» TASK TO CARRY OUT
Among the entries, find the lines with the string "name" and copy them.

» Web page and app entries
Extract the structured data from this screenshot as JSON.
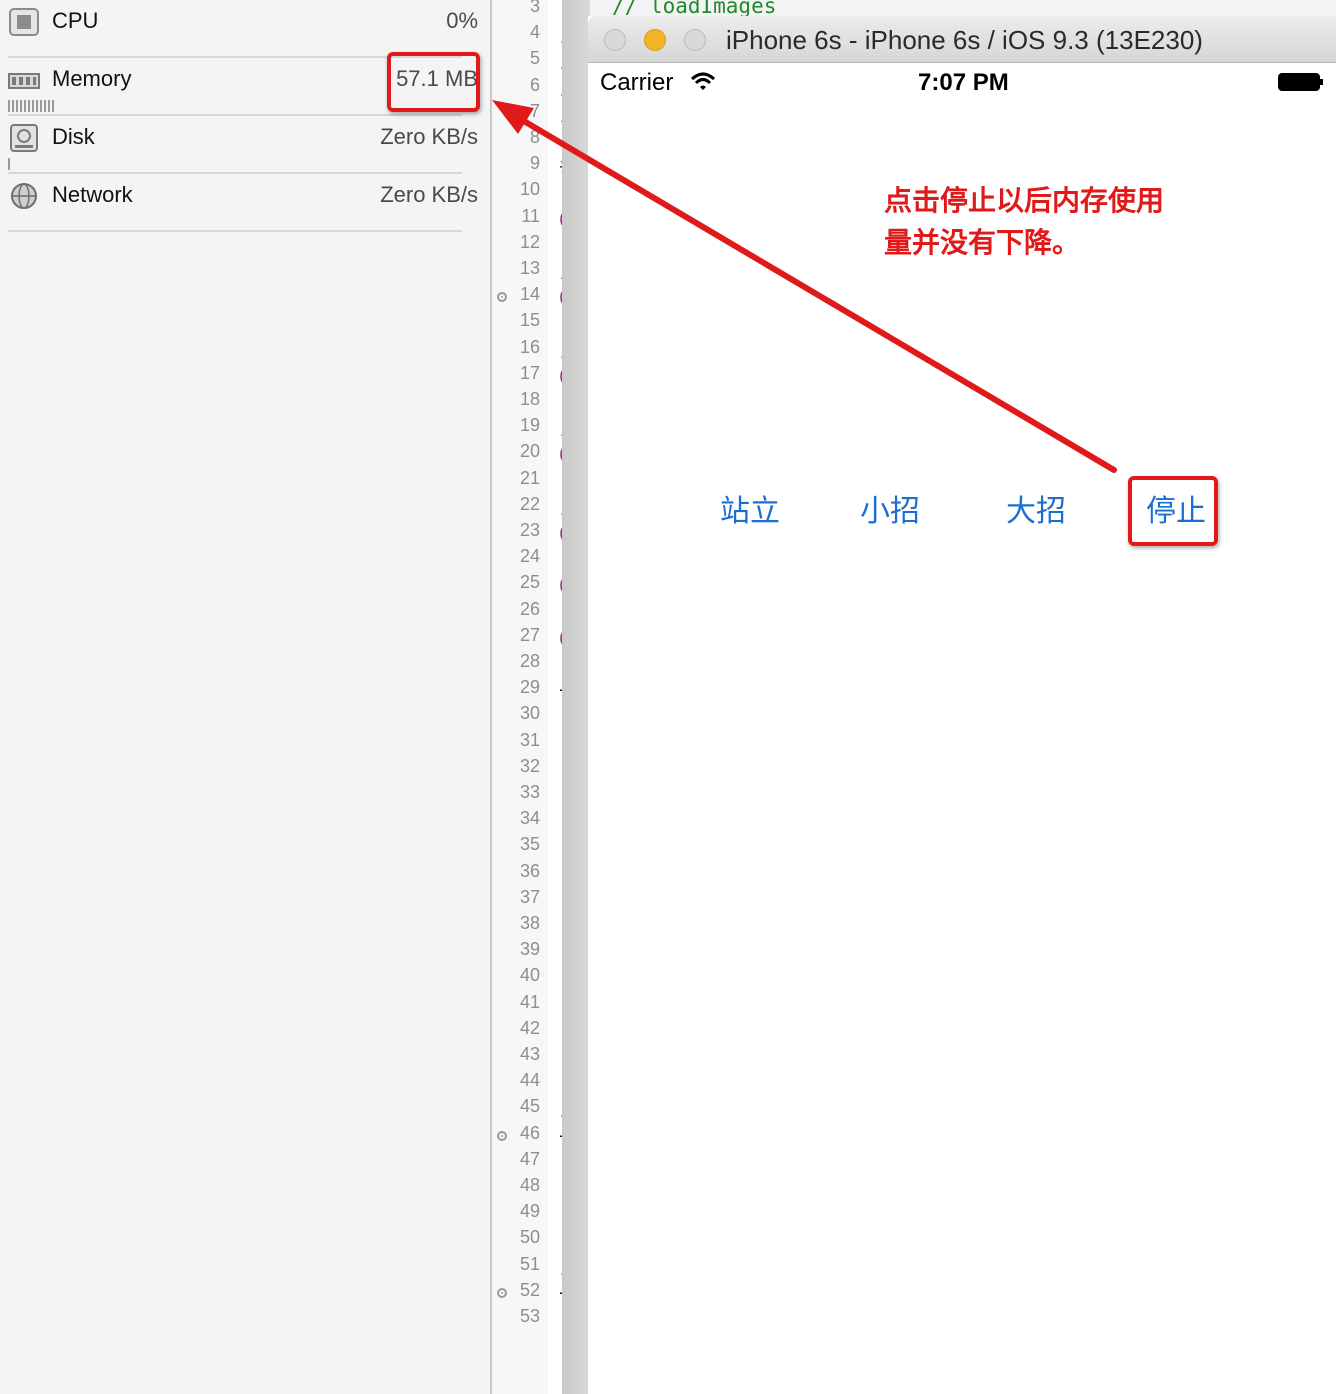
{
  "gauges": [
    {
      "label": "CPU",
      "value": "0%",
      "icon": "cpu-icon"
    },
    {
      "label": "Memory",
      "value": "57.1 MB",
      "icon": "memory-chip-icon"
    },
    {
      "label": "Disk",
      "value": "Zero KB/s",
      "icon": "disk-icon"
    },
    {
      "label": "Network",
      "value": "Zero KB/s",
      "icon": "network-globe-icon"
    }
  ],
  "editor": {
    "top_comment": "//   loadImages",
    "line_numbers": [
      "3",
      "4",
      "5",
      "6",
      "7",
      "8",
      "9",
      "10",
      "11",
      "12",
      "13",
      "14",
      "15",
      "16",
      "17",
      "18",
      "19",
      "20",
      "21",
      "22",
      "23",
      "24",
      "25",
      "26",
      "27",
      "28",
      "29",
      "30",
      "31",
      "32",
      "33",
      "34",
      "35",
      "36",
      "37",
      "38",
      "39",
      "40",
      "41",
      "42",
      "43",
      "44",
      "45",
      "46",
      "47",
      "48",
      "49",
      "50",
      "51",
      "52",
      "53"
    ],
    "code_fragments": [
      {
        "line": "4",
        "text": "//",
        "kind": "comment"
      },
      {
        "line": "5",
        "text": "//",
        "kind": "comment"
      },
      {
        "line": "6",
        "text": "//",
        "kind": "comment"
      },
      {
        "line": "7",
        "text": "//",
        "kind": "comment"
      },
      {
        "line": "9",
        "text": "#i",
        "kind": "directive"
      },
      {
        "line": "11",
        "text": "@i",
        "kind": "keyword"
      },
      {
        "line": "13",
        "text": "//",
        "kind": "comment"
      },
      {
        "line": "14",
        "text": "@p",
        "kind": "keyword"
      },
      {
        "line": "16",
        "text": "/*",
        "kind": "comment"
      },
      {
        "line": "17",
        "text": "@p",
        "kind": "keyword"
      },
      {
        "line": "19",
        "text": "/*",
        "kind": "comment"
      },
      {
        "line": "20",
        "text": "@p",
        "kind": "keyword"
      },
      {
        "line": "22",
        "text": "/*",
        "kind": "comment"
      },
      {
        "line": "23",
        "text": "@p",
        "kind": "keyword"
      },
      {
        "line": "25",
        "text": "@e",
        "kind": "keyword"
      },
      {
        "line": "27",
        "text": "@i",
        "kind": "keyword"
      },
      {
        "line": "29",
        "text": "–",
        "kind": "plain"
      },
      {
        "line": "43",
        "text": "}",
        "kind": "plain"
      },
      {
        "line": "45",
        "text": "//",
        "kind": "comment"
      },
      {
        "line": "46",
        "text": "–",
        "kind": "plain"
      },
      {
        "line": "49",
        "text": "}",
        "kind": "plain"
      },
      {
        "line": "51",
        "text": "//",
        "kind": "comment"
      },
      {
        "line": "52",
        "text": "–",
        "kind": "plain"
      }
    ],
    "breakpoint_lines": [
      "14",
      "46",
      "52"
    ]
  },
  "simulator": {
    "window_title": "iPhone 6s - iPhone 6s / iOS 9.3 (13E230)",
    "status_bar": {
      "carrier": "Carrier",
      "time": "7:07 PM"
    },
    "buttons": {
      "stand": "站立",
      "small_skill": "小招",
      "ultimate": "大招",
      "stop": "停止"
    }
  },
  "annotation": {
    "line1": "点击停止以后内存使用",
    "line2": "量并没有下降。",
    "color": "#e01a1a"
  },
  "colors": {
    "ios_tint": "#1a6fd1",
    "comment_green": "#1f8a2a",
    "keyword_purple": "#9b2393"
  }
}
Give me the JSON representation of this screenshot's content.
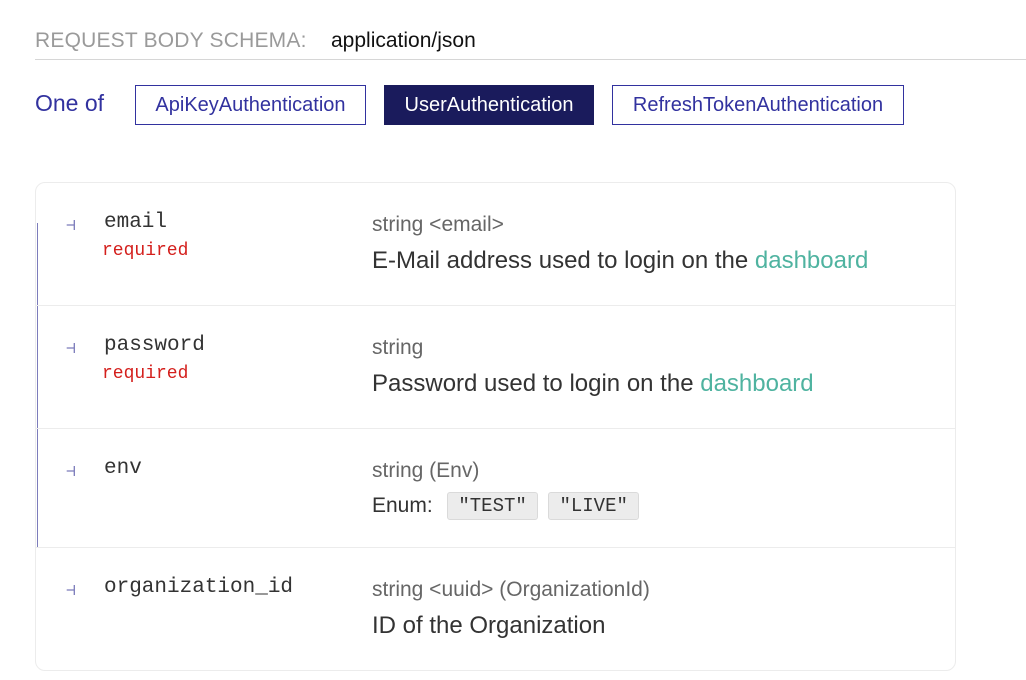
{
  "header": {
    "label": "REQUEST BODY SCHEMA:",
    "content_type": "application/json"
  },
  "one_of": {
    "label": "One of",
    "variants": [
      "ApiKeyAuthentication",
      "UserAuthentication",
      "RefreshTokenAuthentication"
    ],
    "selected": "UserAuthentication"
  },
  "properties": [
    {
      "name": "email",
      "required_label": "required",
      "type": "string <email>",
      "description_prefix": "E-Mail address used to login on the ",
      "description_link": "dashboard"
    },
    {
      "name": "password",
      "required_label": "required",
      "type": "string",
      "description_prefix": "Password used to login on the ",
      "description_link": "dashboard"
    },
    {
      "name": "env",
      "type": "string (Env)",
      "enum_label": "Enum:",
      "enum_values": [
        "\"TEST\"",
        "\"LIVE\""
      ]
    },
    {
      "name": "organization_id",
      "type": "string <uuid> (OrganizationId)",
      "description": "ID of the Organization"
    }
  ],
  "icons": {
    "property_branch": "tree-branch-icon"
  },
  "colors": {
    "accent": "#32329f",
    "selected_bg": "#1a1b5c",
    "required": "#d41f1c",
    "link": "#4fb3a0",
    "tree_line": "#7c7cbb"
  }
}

» WORKED SOLUTION
      "name": "email",
      "name": "password",
      "name": "env",
      "name": "organization_id",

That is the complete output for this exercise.